4) When the textile fiber under heated, the shape and size of the fiber will change and shrink, and it will not return to the initial state after cooling, which is called heat shrinkage. The percentage of length before and after heat shrinkage is called heat shrinkage. Generally, it is expressed by boiling water shrinkage test. During 100℃ boiling water, the percentage of fiber length shrinkage is expressed. Hot air is also used, hot air more than 100℃ the percentage of shrinkage can be measured , and the steam method can also be used to measure the percentage of shrinkage in steam above 100°C. Fibers perform differently under different conditions such as internal structure, heating temperature and time. For example, the boiling water shrinkage of processed polyester staple fiber is 1%, the boiling water shrinkage rate of vinylon is 5%, and the hot air shrinkage rate of vinylon is 50%. Fiber has a close relationship with the textile processing and the dimensional stability of the fabric, which provides some basis for the design of subsequent processes.

2. Factors that cause fabric shrinkage

1) Different fabric materials have different shrinkage rates. Generally speaking, the fibers with high moisture absorption, after being immersed in water, the fiber expands, its diameter increases, its length decreases, and its shrinkage rate is large. If some viscose fibers have a water absorption rate as large as 13%, while synthetic fiber fabrics have poor moisture absorption, their shrinkage rate is small.

2) Yarn is made of fibers arranged by twisting the yarn axis. The size change in water is not only related to the nature of the fiber, but also related to its structure such as twist and tightness. Generally speaking, different yarn counts have different shrinkage rates. The shrinkage rate of fabric with thick yarn count is large, and the shrink rate of fine yarn count is small.

3) The density of the fabric is different, and the shrinkage rate is also different. If the warp and weft density is similar, the warp and weft shrinkage rate is also close. Fabrics with high warp density will shrink in the warp direction. Conversely, fabrics with a weft density greater than warp density will shrink in the weft direction. In general, the dimensional stability of high-density fabrics is better than that of low-density fabrics.

4) Different fabric production processes have different shrinkage rates. Generally speaking, in the process of weaving and dyeing and finishing the fabric, the fiber has to be stretched many times, and the processing time is long. The shrinkage rate of the fabric with larger applied tension is larger.In order to control the width of the fabric, in the actual process, we generally use pre-shrinking to solve this problem.

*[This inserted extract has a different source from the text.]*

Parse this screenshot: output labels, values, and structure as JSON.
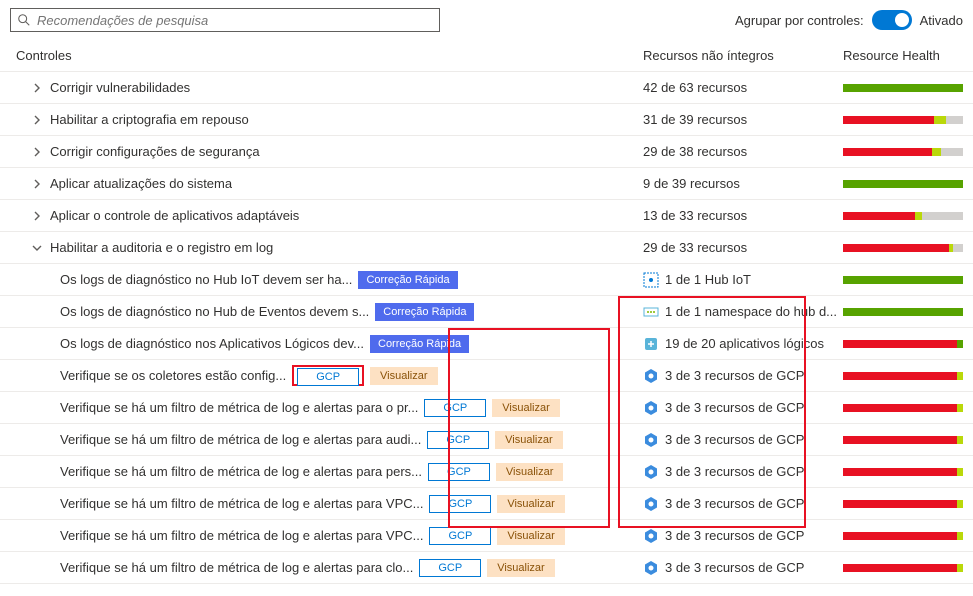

5) Washing care, including washing, drying and ironing, each of these three steps will affect the shrinkage of the fabric. For example, the dimensional stability of hand washing is better than machine washing, and the washing temperature will also affect its dimensional stability. Generally speaking, the higher the temperature, the worse the stability.

Choosing an appropriate ironing temperature according to the composition of the fabric can also improve the shrinkage of the fabric. For example, cotton and linen fabrics can be ironed at a high temperature to improve their size shrinkage. But not all higher temperature is better, for synthetic fibers, high-temperature ironing will not only improve its shrinkage, but will damage its performance, such as hard and brittle fabrics.

Shrinkage of general fabric

"Shrinkage" is officially called "dimensional washing change", which refers to the percentage of textiles that shrink after washing or immersion in water.

Shrinkage= (size before washing-size after washing) / size before washing × 100%

Under normal situations:

Cotton is 4%-10%;

Cotton mercerized plain weave: shrinkage rate is 3.5% in warp direction and 3.5% in weft direction;

4% for twill;

Cotton mercerized twill: shrinkage rate of 4% in warp direction, 3% in weft direction;

Cotton plain fabric: shrinkage rate of 6% in warp direction, 2.5% in weft direction;

Cotton polyester 3.5%-5 5%;

Chemical fiber 4%-8%;